### Exercise objective
Scan each line of the entries below for the word "true" and count the ones where it appears. The answer is that number alone.

### Given information
((
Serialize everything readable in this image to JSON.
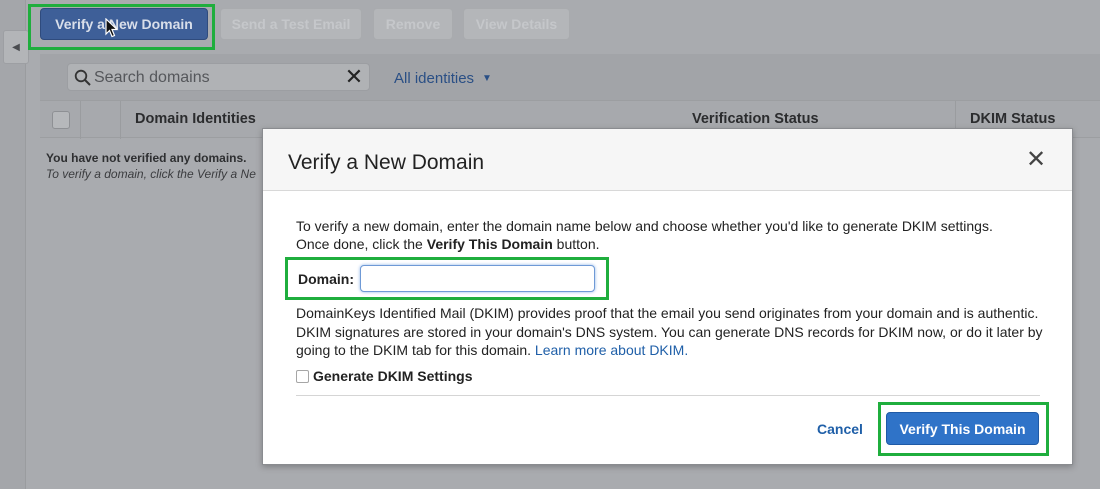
{
  "toolbar": {
    "verify_new_domain": "Verify a New Domain",
    "send_test_email": "Send a Test Email",
    "remove": "Remove",
    "view_details": "View Details"
  },
  "filter": {
    "search_placeholder": "Search domains",
    "identity_filter": "All identities"
  },
  "table": {
    "columns": [
      "Domain Identities",
      "Verification Status",
      "DKIM Status"
    ],
    "empty_title": "You have not verified any domains.",
    "empty_hint": "To verify a domain, click the Verify a Ne"
  },
  "modal": {
    "title": "Verify a New Domain",
    "intro_line1": "To verify a new domain, enter the domain name below and choose whether you'd like to generate DKIM settings.",
    "intro_line2_prefix": "Once done, click the ",
    "intro_line2_bold": "Verify This Domain",
    "intro_line2_suffix": " button.",
    "domain_label": "Domain:",
    "domain_value": "",
    "dkim_text": "DomainKeys Identified Mail (DKIM) provides proof that the email you send originates from your domain and is authentic. DKIM signatures are stored in your domain's DNS system. You can generate DNS records for DKIM now, or do it later by going to the DKIM tab for this domain.",
    "learn_more": "Learn more about DKIM.",
    "generate_dkim_label": "Generate DKIM Settings",
    "generate_dkim_checked": false,
    "cancel": "Cancel",
    "verify_button": "Verify This Domain"
  },
  "colors": {
    "highlight": "#1fae3d",
    "primary_button": "#2f73c8",
    "link": "#1f5fa8"
  },
  "icons": {
    "side_toggle": "chevron-left-icon",
    "search": "search-icon",
    "clear": "close-icon",
    "dropdown": "chevron-down-icon",
    "modal_close": "close-icon",
    "pointer": "mouse-cursor-icon"
  }
}
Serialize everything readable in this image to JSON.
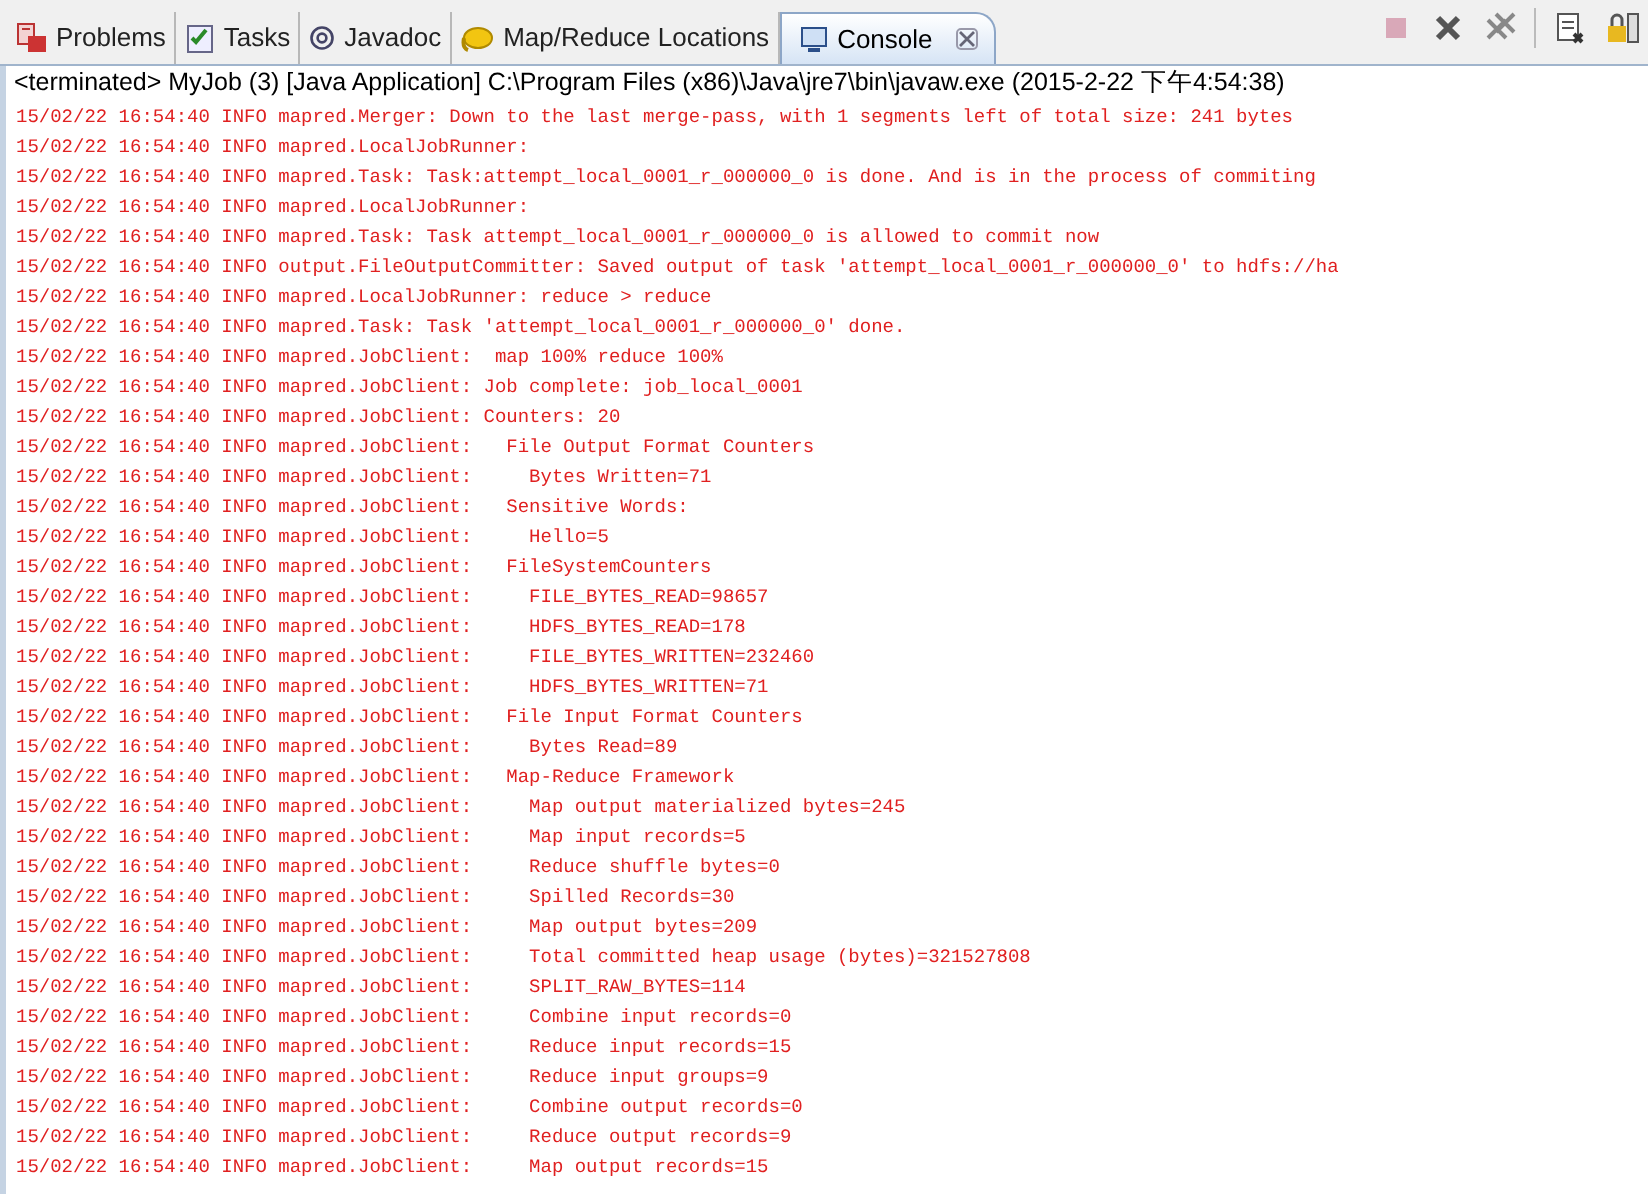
{
  "tabs": [
    {
      "label": "Problems",
      "selected": false
    },
    {
      "label": "Tasks",
      "selected": false
    },
    {
      "label": "Javadoc",
      "selected": false
    },
    {
      "label": "Map/Reduce Locations",
      "selected": false
    },
    {
      "label": "Console",
      "selected": true
    }
  ],
  "toolbar": [
    {
      "disabled": true
    },
    {
      "disabled": false
    },
    {
      "disabled": false
    },
    {
      "disabled": false
    },
    {
      "disabled": false
    }
  ],
  "process_line": "<terminated> MyJob (3) [Java Application] C:\\Program Files (x86)\\Java\\jre7\\bin\\javaw.exe (2015-2-22 下午4:54:38)",
  "console_lines": [
    "15/02/22 16:54:40 INFO mapred.Merger: Down to the last merge-pass, with 1 segments left of total size: 241 bytes",
    "15/02/22 16:54:40 INFO mapred.LocalJobRunner: ",
    "15/02/22 16:54:40 INFO mapred.Task: Task:attempt_local_0001_r_000000_0 is done. And is in the process of commiting",
    "15/02/22 16:54:40 INFO mapred.LocalJobRunner: ",
    "15/02/22 16:54:40 INFO mapred.Task: Task attempt_local_0001_r_000000_0 is allowed to commit now",
    "15/02/22 16:54:40 INFO output.FileOutputCommitter: Saved output of task 'attempt_local_0001_r_000000_0' to hdfs://ha",
    "15/02/22 16:54:40 INFO mapred.LocalJobRunner: reduce > reduce",
    "15/02/22 16:54:40 INFO mapred.Task: Task 'attempt_local_0001_r_000000_0' done.",
    "15/02/22 16:54:40 INFO mapred.JobClient:  map 100% reduce 100%",
    "15/02/22 16:54:40 INFO mapred.JobClient: Job complete: job_local_0001",
    "15/02/22 16:54:40 INFO mapred.JobClient: Counters: 20",
    "15/02/22 16:54:40 INFO mapred.JobClient:   File Output Format Counters ",
    "15/02/22 16:54:40 INFO mapred.JobClient:     Bytes Written=71",
    "15/02/22 16:54:40 INFO mapred.JobClient:   Sensitive Words:",
    "15/02/22 16:54:40 INFO mapred.JobClient:     Hello=5",
    "15/02/22 16:54:40 INFO mapred.JobClient:   FileSystemCounters",
    "15/02/22 16:54:40 INFO mapred.JobClient:     FILE_BYTES_READ=98657",
    "15/02/22 16:54:40 INFO mapred.JobClient:     HDFS_BYTES_READ=178",
    "15/02/22 16:54:40 INFO mapred.JobClient:     FILE_BYTES_WRITTEN=232460",
    "15/02/22 16:54:40 INFO mapred.JobClient:     HDFS_BYTES_WRITTEN=71",
    "15/02/22 16:54:40 INFO mapred.JobClient:   File Input Format Counters ",
    "15/02/22 16:54:40 INFO mapred.JobClient:     Bytes Read=89",
    "15/02/22 16:54:40 INFO mapred.JobClient:   Map-Reduce Framework",
    "15/02/22 16:54:40 INFO mapred.JobClient:     Map output materialized bytes=245",
    "15/02/22 16:54:40 INFO mapred.JobClient:     Map input records=5",
    "15/02/22 16:54:40 INFO mapred.JobClient:     Reduce shuffle bytes=0",
    "15/02/22 16:54:40 INFO mapred.JobClient:     Spilled Records=30",
    "15/02/22 16:54:40 INFO mapred.JobClient:     Map output bytes=209",
    "15/02/22 16:54:40 INFO mapred.JobClient:     Total committed heap usage (bytes)=321527808",
    "15/02/22 16:54:40 INFO mapred.JobClient:     SPLIT_RAW_BYTES=114",
    "15/02/22 16:54:40 INFO mapred.JobClient:     Combine input records=0",
    "15/02/22 16:54:40 INFO mapred.JobClient:     Reduce input records=15",
    "15/02/22 16:54:40 INFO mapred.JobClient:     Reduce input groups=9",
    "15/02/22 16:54:40 INFO mapred.JobClient:     Combine output records=0",
    "15/02/22 16:54:40 INFO mapred.JobClient:     Reduce output records=9",
    "15/02/22 16:54:40 INFO mapred.JobClient:     Map output records=15"
  ]
}
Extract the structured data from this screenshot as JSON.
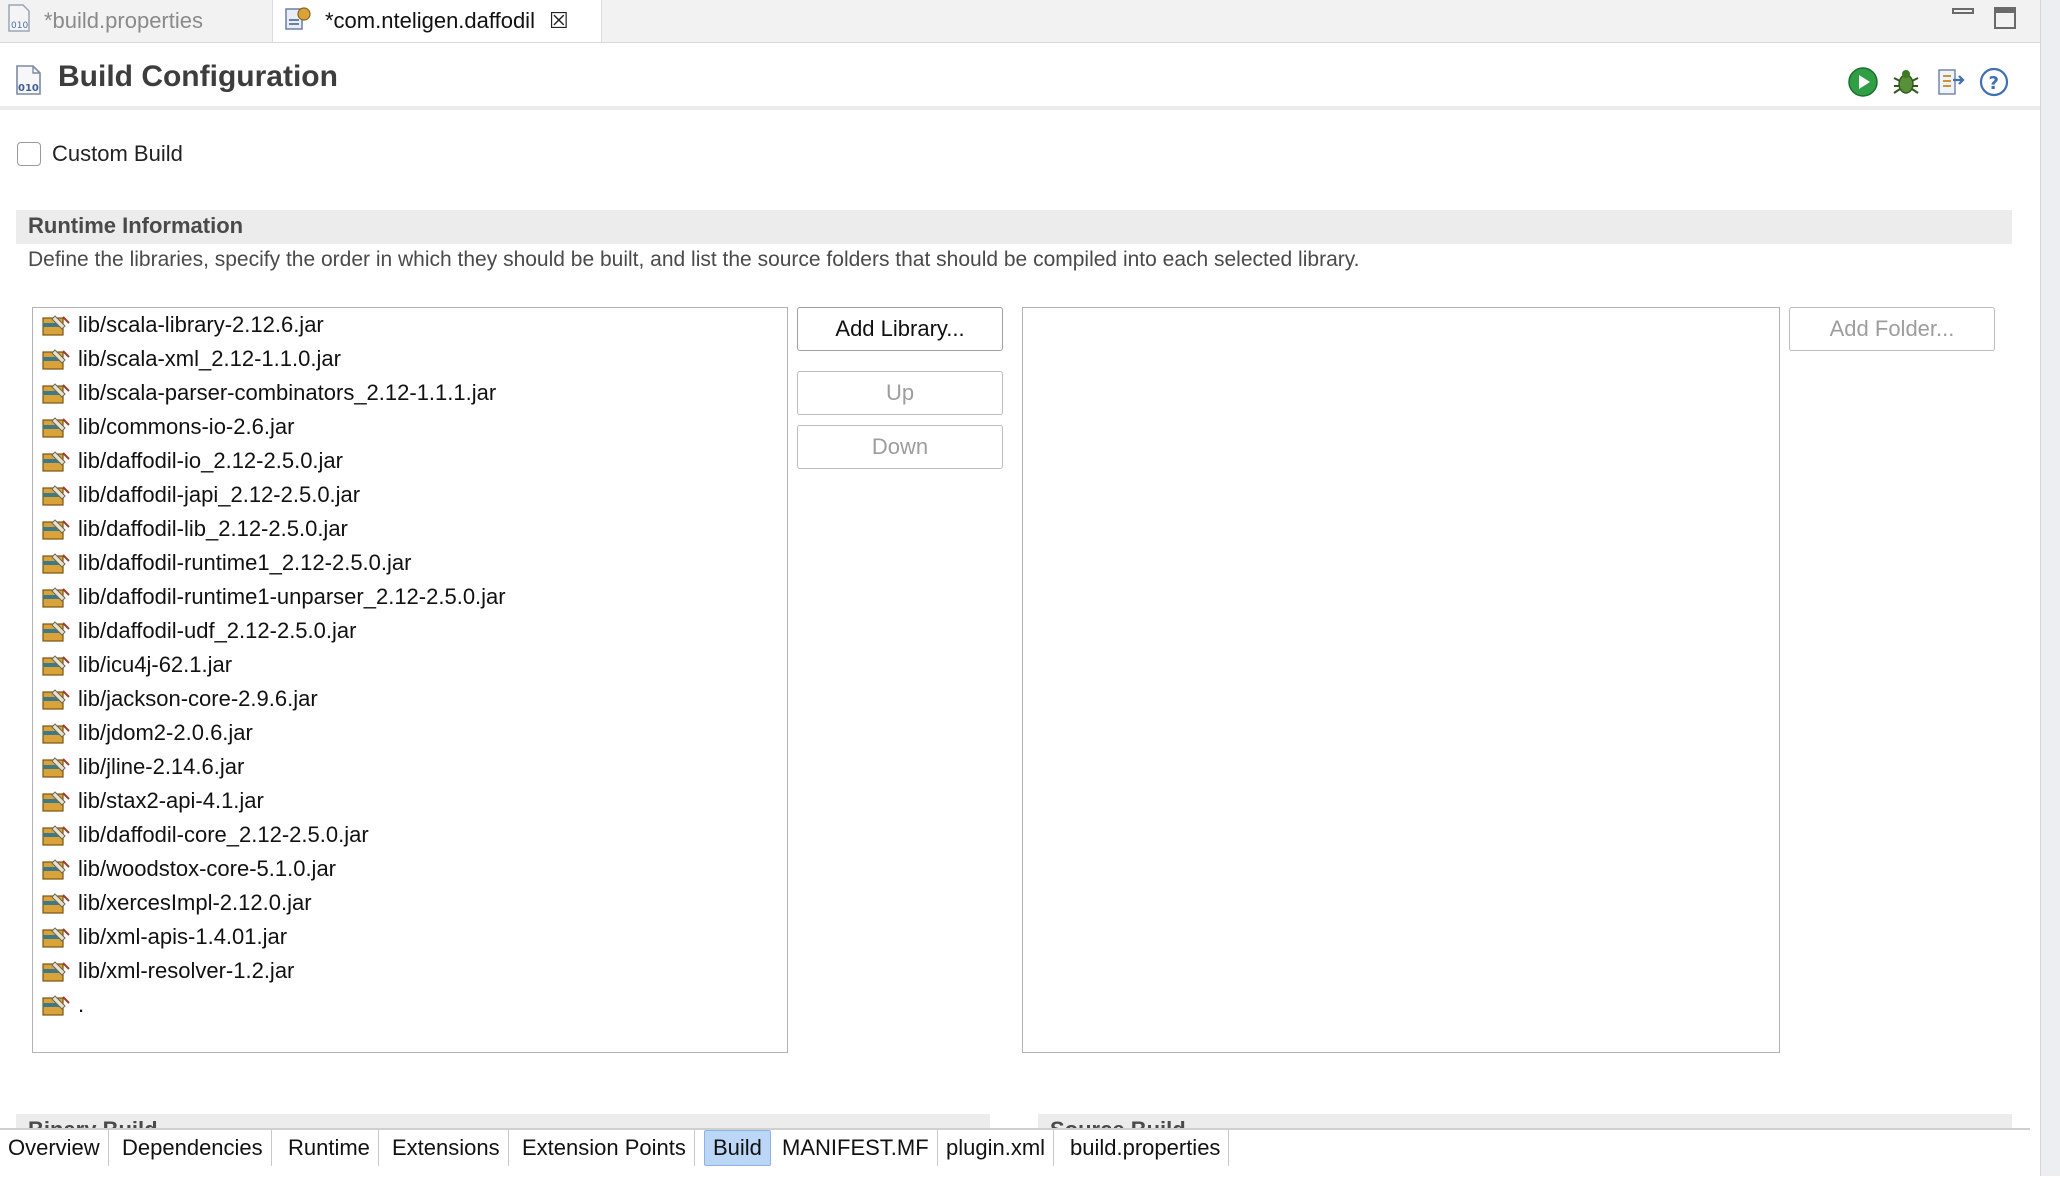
{
  "editor_tabs": [
    {
      "label": "*build.properties",
      "icon": "properties-file-icon"
    },
    {
      "label": "*com.nteligen.daffodil",
      "icon": "plugin-manifest-icon"
    }
  ],
  "header": {
    "title": "Build Configuration",
    "icon": "build-config-icon",
    "tools": [
      "run-icon",
      "debug-icon",
      "export-icon",
      "help-icon"
    ]
  },
  "custom_build": {
    "label": "Custom Build",
    "checked": false
  },
  "runtime": {
    "title": "Runtime Information",
    "description": "Define the libraries, specify the order in which they should be built, and list the source folders that should be compiled into each selected library."
  },
  "libraries": [
    "lib/scala-library-2.12.6.jar",
    "lib/scala-xml_2.12-1.1.0.jar",
    "lib/scala-parser-combinators_2.12-1.1.1.jar",
    "lib/commons-io-2.6.jar",
    "lib/daffodil-io_2.12-2.5.0.jar",
    "lib/daffodil-japi_2.12-2.5.0.jar",
    "lib/daffodil-lib_2.12-2.5.0.jar",
    "lib/daffodil-runtime1_2.12-2.5.0.jar",
    "lib/daffodil-runtime1-unparser_2.12-2.5.0.jar",
    "lib/daffodil-udf_2.12-2.5.0.jar",
    "lib/icu4j-62.1.jar",
    "lib/jackson-core-2.9.6.jar",
    "lib/jdom2-2.0.6.jar",
    "lib/jline-2.14.6.jar",
    "lib/stax2-api-4.1.jar",
    "lib/daffodil-core_2.12-2.5.0.jar",
    "lib/woodstox-core-5.1.0.jar",
    "lib/xercesImpl-2.12.0.jar",
    "lib/xml-apis-1.4.01.jar",
    "lib/xml-resolver-1.2.jar",
    "."
  ],
  "buttons": {
    "add_library": "Add Library...",
    "up": "Up",
    "down": "Down",
    "add_folder": "Add Folder..."
  },
  "sections": {
    "binary_build": "Binary Build",
    "source_build": "Source Build"
  },
  "page_tabs": [
    {
      "label": "Overview",
      "active": false
    },
    {
      "label": "Dependencies",
      "active": false
    },
    {
      "label": "Runtime",
      "active": false
    },
    {
      "label": "Extensions",
      "active": false
    },
    {
      "label": "Extension Points",
      "active": false
    },
    {
      "label": "Build",
      "active": true
    },
    {
      "label": "MANIFEST.MF",
      "active": false
    },
    {
      "label": "plugin.xml",
      "active": false
    },
    {
      "label": "build.properties",
      "active": false
    }
  ],
  "colors": {
    "active_tab": "#bcd6f7",
    "section_header": "#ececec",
    "run_green": "#2f9e44"
  }
}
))
### Solution below
3